From the department of mixed metaphors:
This week Megan knocked her “Icebreaker” out of the park.
Megan’s a new-ish member but not a new member. She’s been in the club for a few months. Many of us were eagerly awaiting her first formal speech. A couple of times she almost had it ready, she says, but then she got busy. Things came up. Life intervened.
How many of us delay presenting our speeches-in-progress because they are not quite fully cooked?
We are a culture of perfectionists. We like to keep things under wraps until they are … finished. We want other people to see the very best we can do.
That’s commendable. But it may also be a mistake.
Recently Darren LaCroix, former world public-speaking champion, was in town giving a workshop on how to be funnier. At root his talk wasn’t about how to be funnier. It was about how to fail. How to fail, and how to fail better, and how to appreciate what a gift it is to fail. And how do you learn to fail better? By getting up and giving that speech, even when it’s not fully cooked.
When LaCroix went to his first Toastmasters meeting, he was surprised by the crowd. These people were very different than the bunch he used to encounter in comedy clubs. They were warm, encouraging, … sober. What a fantastic opportunity to try out your chops in such a supportive environment. LaCroix was stunned that sometimes the spaces available for speeches went unused. That invaluable “stage time” was there for the grabbing, and people chose not to grab it.
Let’s learn from that, folks.
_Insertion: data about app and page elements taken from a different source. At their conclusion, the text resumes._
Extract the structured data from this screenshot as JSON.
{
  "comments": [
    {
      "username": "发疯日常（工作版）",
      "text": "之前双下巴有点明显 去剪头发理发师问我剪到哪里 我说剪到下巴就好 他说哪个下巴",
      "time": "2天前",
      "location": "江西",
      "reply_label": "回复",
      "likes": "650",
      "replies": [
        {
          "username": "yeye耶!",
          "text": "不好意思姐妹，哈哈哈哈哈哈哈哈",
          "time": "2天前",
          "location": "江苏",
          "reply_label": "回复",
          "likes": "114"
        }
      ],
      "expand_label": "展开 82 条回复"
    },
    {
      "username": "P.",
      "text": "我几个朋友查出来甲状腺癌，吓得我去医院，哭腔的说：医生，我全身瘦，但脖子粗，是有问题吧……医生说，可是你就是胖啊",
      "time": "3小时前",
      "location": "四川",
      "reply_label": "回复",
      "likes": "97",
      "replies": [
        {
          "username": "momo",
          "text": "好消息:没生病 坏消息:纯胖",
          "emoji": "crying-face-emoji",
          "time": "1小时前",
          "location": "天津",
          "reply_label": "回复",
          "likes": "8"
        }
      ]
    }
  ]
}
Let’s grab it. Let’s use that glorious stage time.
Hey: who wants to wait longer than we have to for Megan’s next speech?